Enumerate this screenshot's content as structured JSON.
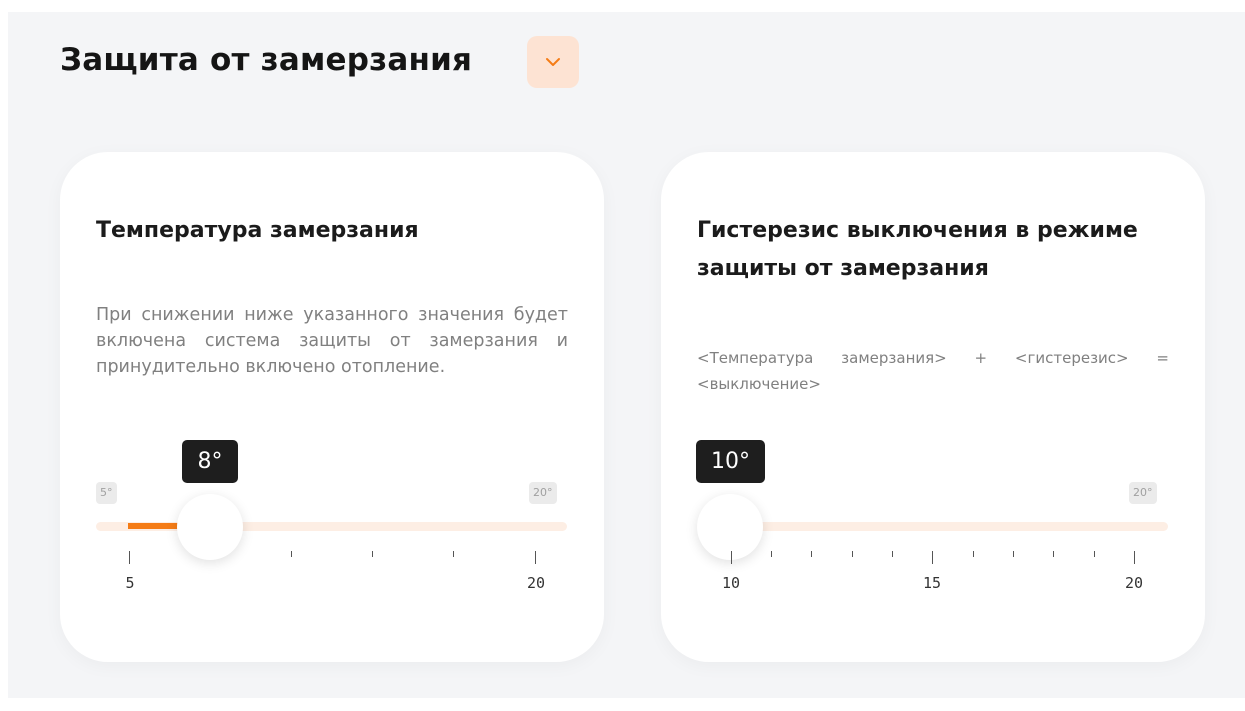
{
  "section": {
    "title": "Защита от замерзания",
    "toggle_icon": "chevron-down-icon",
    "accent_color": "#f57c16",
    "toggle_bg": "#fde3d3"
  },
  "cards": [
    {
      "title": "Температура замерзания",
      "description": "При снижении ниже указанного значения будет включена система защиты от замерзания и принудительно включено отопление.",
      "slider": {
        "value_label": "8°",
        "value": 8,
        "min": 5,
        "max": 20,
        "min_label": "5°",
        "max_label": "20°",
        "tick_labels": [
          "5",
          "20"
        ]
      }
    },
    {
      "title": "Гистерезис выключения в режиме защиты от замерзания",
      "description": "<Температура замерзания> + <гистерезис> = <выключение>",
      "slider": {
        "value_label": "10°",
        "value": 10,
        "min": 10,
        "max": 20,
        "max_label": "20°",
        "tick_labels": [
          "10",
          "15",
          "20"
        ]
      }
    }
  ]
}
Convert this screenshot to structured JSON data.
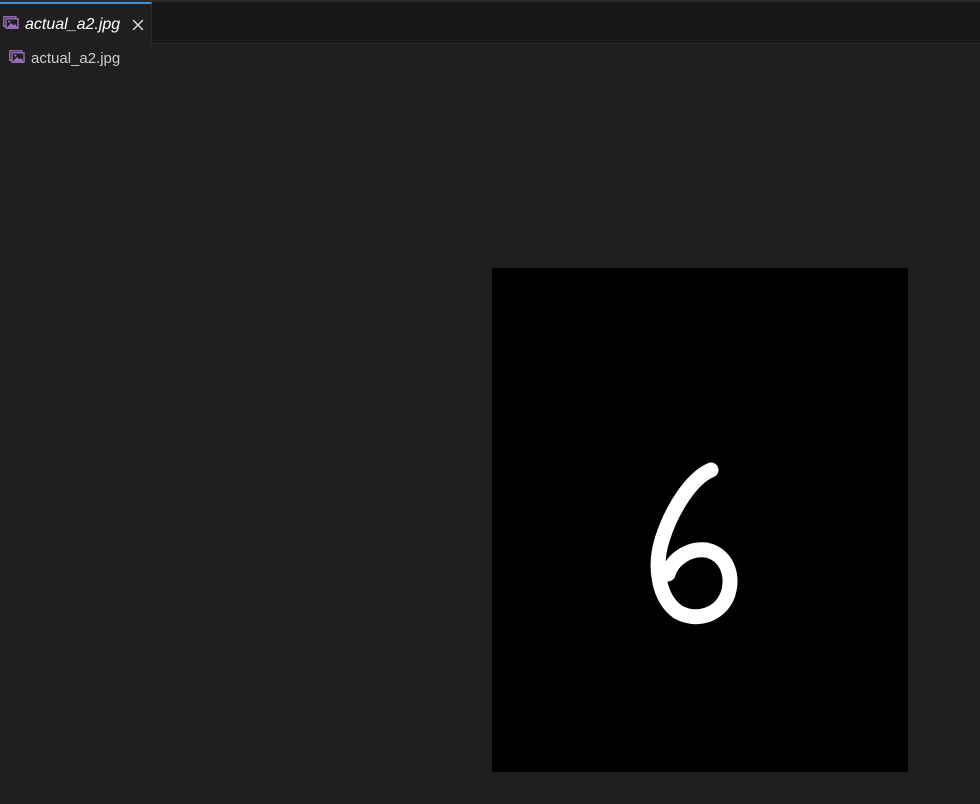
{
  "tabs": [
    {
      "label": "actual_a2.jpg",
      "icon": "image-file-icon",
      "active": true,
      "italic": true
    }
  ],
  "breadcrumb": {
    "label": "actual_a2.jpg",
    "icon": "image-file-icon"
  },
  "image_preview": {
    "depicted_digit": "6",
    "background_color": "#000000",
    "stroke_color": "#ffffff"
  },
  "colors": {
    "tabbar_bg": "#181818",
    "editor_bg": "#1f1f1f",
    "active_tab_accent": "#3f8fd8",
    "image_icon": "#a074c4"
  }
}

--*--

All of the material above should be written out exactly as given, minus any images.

Enumerate this screenshot's content as structured JSON.
{
  "section": {
    "title": "Защита от замерзания",
    "toggle_icon": "chevron-down-icon",
    "accent_color": "#f57c16",
    "toggle_bg": "#fde3d3"
  },
  "cards": [
    {
      "title": "Температура замерзания",
      "description": "При снижении ниже указанного значения будет включена система защиты от замерзания и принудительно включено отопление.",
      "slider": {
        "value_label": "8°",
        "value": 8,
        "min": 5,
        "max": 20,
        "min_label": "5°",
        "max_label": "20°",
        "tick_labels": [
          "5",
          "20"
        ]
      }
    },
    {
      "title": "Гистерезис выключения в режиме защиты от замерзания",
      "description": "<Температура замерзания> + <гистерезис> = <выключение>",
      "slider": {
        "value_label": "10°",
        "value": 10,
        "min": 10,
        "max": 20,
        "max_label": "20°",
        "tick_labels": [
          "10",
          "15",
          "20"
        ]
      }
    }
  ]
}
Convert this screenshot to structured JSON data.
{
  "tabs": [
    {
      "label": "actual_a2.jpg",
      "icon": "image-file-icon",
      "active": true,
      "italic": true
    }
  ],
  "breadcrumb": {
    "label": "actual_a2.jpg",
    "icon": "image-file-icon"
  },
  "image_preview": {
    "depicted_digit": "6",
    "background_color": "#000000",
    "stroke_color": "#ffffff"
  },
  "colors": {
    "tabbar_bg": "#181818",
    "editor_bg": "#1f1f1f",
    "active_tab_accent": "#3f8fd8",
    "image_icon": "#a074c4"
  }
}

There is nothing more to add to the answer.